And I am offended that your impossible target is such a strong thread in our ethical tradition. For me it reveals a deep, patriarchal statism based on fundamental internal contradictions that every ethical thinker should see through with clear eyes.

All this bias in western thinking hits me simply as a classicist / sexist dismissal of the role of the working class / man. Marcuse aside, we cannot generally embrace the civil / female privilege of putting aggression aside and assuming someone else is coordinating protection.

By shifting the duty to protect ourselves to an idealized vicar, Heavenly Father or the statehouse, we have not eliminated or even reduced the violence associated with it. We have just focused it and either encourage specialization in violence that encourages abuse, or we impose a greater duty on the unwilling.

Asphir Cathedral

Ah !, fear - true perpetual motion machine.


@ Malandy you miss the top of the car completely. The definition of "solved" by eliminating the hungry person is synonymous with "solving" your car problem by eliminating the car. As a definition of "resolved" it is just absolutely wrong. You also miss the point of the torture argument.

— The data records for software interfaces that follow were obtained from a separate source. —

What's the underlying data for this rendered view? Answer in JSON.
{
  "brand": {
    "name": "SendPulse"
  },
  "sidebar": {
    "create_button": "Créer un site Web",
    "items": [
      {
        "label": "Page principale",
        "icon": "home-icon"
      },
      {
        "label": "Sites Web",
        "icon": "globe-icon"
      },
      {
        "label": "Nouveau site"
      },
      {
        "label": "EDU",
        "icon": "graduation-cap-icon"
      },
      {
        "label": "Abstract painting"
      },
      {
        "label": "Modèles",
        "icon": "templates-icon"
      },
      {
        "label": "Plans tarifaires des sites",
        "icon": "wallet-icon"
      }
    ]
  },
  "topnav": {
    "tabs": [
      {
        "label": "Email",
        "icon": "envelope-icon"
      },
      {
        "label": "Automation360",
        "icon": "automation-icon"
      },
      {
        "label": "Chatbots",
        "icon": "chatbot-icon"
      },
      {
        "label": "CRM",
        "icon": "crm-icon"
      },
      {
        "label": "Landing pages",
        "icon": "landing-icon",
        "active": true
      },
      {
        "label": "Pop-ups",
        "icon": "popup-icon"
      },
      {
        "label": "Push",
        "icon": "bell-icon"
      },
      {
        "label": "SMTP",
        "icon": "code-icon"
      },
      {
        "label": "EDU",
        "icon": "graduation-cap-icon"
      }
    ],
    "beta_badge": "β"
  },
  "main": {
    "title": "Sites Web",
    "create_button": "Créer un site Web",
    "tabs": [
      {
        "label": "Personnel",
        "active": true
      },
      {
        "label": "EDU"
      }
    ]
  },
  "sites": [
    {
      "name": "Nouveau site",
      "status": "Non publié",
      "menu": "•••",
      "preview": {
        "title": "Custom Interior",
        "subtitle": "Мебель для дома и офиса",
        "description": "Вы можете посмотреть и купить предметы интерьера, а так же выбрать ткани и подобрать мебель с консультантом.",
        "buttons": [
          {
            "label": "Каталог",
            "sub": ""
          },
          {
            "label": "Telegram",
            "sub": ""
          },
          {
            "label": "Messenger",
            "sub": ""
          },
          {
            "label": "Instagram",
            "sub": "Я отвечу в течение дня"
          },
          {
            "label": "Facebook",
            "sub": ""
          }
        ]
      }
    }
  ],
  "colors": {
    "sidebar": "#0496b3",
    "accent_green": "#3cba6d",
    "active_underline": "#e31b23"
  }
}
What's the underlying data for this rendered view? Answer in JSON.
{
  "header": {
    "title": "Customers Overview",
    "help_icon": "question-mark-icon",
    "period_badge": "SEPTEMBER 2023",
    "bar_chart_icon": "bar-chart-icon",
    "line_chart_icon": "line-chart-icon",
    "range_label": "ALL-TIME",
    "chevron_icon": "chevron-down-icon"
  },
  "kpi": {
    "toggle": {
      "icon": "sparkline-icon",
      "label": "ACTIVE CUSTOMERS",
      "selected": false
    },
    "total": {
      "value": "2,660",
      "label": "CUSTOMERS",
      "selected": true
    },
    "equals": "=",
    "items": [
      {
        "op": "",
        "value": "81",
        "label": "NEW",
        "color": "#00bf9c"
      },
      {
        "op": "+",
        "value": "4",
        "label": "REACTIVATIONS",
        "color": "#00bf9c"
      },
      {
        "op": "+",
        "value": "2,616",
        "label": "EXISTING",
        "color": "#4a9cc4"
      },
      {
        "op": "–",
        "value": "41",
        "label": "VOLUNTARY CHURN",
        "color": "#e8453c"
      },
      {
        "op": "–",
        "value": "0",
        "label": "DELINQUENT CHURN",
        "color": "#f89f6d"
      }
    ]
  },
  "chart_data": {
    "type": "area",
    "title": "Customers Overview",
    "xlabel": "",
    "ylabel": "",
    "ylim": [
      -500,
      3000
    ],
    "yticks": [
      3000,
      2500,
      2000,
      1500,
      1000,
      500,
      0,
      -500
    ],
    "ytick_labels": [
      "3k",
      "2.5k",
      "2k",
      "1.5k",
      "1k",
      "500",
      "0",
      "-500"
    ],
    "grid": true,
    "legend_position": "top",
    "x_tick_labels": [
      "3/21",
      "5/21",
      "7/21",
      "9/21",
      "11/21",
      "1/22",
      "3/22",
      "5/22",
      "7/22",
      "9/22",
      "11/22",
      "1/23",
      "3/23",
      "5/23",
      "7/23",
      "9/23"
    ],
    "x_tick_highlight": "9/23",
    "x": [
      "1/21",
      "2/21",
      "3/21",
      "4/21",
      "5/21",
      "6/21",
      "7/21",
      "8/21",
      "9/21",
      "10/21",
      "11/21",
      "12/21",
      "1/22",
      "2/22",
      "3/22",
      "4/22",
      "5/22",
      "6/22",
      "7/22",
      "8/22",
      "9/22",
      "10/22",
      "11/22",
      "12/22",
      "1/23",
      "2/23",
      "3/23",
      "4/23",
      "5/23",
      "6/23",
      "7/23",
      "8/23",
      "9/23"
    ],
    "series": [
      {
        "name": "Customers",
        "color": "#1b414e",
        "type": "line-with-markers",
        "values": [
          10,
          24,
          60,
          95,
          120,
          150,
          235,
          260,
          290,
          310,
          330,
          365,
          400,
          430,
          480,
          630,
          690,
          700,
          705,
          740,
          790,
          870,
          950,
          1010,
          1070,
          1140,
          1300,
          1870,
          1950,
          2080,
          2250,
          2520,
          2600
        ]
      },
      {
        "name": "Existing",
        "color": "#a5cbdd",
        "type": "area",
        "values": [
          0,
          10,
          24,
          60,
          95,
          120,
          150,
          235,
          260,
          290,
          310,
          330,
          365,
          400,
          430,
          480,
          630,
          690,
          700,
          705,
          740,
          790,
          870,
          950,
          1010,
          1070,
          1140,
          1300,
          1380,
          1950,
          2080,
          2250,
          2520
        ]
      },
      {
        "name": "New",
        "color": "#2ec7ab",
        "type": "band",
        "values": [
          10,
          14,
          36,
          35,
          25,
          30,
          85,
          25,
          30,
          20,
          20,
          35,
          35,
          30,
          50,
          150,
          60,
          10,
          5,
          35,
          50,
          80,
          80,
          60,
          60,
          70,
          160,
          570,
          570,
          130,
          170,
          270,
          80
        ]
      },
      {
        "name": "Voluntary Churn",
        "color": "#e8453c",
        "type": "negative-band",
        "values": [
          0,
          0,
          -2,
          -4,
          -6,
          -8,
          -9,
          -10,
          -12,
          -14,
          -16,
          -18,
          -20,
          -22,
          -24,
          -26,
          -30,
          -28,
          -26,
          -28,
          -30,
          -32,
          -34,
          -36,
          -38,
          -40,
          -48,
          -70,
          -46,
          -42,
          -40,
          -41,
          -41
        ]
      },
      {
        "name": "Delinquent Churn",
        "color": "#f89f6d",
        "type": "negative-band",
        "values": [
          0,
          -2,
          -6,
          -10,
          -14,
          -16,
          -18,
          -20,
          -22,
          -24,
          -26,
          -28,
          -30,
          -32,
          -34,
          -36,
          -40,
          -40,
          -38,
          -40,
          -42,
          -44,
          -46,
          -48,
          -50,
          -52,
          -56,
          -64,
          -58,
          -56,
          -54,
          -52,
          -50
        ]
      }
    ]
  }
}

The point is not that torture is really necessary, but that information cannot be controlled by force because lying is too empowering. If it is okay for what the bomb is destroying to be destroyed, it did not have to be defused at all, so this is not a solution to a problem.

Chris Sunami

The sixth paragraph has a clear, concise, and reasonable answer. He begins with the words "If I decide to break up ...". The rest of the post, especially the foreword, is rambling, headstrong, and overwhelmed. I'm usually a big fan of your work, Jobermark, but not only do I disagree with most of your arguments here, but I also think that this article urgently needs serious processing. At the very least, you should move the answer upside down and save the comment for the end.


You don't listen to at least six people who debunk this notion. Being the best physicist is a solution to something that isn't really a problem. Low self-esteem cannot be resolved if it is realistic. Einstein had no intention of being "the best physicist" - he had actual ideas and life goals that were more refined than those of a toddler. So that particular kind of "solution" is still stupid.


Culture just gives us silly ways of formulating problems. It would give the result stated, but it wouldn't solve the problem. Ethics is not like math, motivation and psychology. The problem here is that your own self-image is tied to being the best at something, not something that actually accomplishing your state goal could solve. If you are the best physicist you will find that this is not what you really wanted, especially when it is accomplished that way.